── Supplied records ──
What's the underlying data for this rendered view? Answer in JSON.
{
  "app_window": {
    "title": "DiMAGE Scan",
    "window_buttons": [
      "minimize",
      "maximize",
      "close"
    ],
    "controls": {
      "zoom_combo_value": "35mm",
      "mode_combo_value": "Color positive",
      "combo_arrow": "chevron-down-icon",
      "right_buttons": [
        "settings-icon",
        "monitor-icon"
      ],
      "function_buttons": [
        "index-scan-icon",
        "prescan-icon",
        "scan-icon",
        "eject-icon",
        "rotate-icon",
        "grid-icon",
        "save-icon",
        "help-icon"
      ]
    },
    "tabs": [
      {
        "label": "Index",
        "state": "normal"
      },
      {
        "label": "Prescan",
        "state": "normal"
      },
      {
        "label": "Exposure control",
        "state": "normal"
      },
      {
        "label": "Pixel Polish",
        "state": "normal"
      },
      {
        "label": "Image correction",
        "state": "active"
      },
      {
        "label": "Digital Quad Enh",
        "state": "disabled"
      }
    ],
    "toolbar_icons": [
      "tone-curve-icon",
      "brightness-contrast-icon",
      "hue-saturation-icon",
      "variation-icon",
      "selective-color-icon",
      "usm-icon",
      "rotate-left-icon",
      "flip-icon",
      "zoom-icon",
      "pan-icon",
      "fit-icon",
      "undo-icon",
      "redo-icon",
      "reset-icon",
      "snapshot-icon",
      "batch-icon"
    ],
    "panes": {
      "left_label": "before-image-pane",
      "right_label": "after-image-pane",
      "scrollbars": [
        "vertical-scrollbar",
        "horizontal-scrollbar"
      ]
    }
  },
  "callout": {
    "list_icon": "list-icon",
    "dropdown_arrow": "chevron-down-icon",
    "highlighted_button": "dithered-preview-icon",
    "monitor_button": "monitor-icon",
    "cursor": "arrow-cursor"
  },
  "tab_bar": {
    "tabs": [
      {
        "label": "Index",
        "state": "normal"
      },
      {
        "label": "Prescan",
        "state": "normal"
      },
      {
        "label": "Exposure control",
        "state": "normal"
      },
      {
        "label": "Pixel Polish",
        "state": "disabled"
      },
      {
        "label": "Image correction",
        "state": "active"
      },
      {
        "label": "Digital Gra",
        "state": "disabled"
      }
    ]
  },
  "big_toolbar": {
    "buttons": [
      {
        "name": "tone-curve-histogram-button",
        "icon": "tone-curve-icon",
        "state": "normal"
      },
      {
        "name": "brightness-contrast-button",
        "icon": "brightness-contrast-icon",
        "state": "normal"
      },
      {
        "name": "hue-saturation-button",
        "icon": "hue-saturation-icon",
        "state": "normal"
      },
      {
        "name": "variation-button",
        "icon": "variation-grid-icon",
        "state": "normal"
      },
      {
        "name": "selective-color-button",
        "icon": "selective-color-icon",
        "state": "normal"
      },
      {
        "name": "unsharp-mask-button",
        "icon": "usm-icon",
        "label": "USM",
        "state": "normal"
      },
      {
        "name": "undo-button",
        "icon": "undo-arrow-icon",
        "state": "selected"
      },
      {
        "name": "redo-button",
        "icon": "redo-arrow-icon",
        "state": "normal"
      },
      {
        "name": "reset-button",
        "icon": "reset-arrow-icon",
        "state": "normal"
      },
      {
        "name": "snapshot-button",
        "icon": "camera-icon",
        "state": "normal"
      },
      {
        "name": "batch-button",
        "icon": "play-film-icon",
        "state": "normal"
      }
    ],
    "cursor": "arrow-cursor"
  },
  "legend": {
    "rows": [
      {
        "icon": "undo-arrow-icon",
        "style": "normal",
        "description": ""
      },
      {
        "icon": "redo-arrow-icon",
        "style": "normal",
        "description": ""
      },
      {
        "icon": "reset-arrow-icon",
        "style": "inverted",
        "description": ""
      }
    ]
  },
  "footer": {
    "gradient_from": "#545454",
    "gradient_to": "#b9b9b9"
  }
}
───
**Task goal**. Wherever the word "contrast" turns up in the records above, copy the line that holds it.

**Answer to this exercise**.
      "brightness-contrast-icon",
        "name": "brightness-contrast-button",
        "icon": "brightness-contrast-icon",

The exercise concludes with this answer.